Records provided:
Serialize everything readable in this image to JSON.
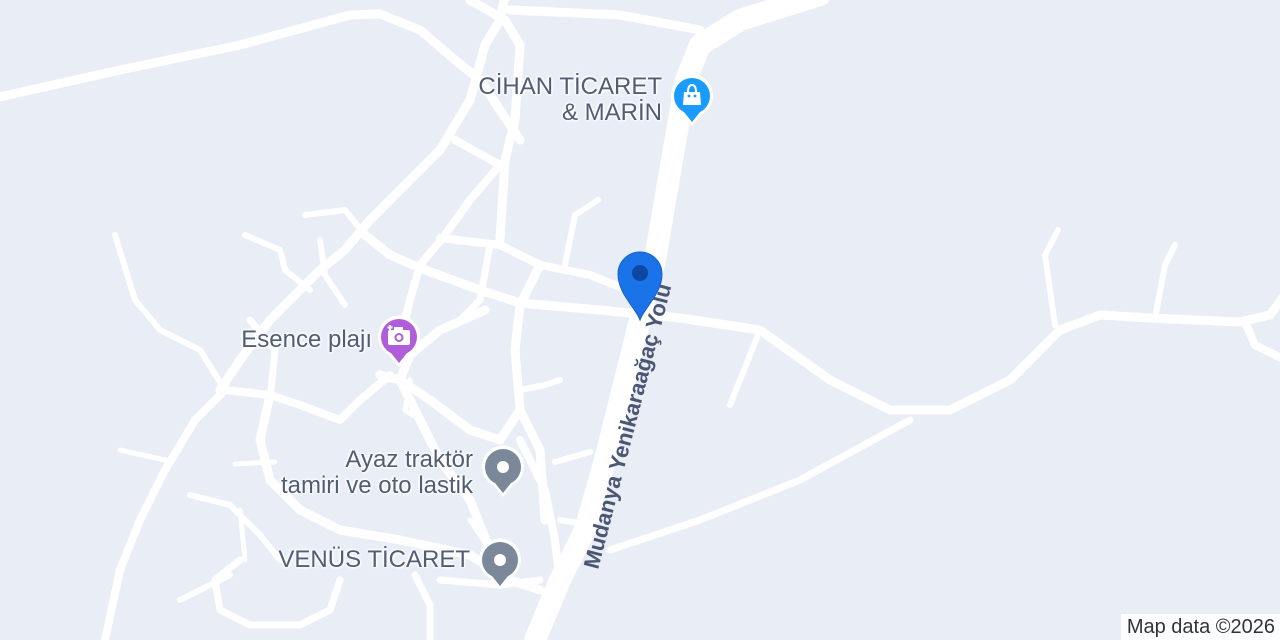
{
  "map": {
    "road_label": "Mudanya Yenikaraağaç Yolu",
    "attribution": "Map data ©2026"
  },
  "places": [
    {
      "name_lines": [
        "CİHAN TİCARET",
        "& MARİN"
      ],
      "type": "shopping",
      "icon": "shopping-bag-icon",
      "color": "#1a9bff"
    },
    {
      "name_lines": [
        "Esence plajı"
      ],
      "type": "tourist-attraction",
      "icon": "camera-icon",
      "color": "#b05ddc"
    },
    {
      "name_lines": [
        "Ayaz traktör",
        "tamiri ve oto lastik"
      ],
      "type": "generic",
      "icon": "generic-place-icon",
      "color": "#7a8899"
    },
    {
      "name_lines": [
        "VENÜS TİCARET"
      ],
      "type": "generic",
      "icon": "generic-place-icon",
      "color": "#7a8899"
    }
  ],
  "selected_marker": {
    "icon": "location-marker-icon",
    "color": "#1a73e8"
  }
}
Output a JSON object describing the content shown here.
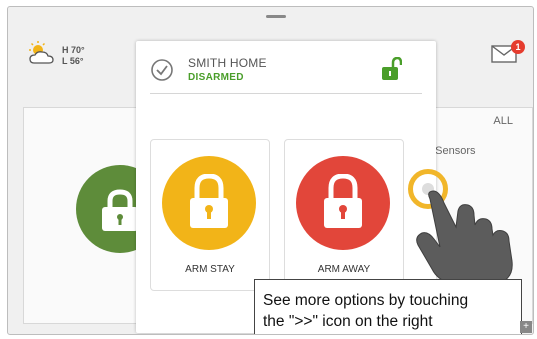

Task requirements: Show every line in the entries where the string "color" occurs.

Exercise solution:
      "color": "#1a9bff"
      "color": "#b05ddc"
      "color": "#7a8899"
      "color": "#7a8899"
    "color": "#1a73e8"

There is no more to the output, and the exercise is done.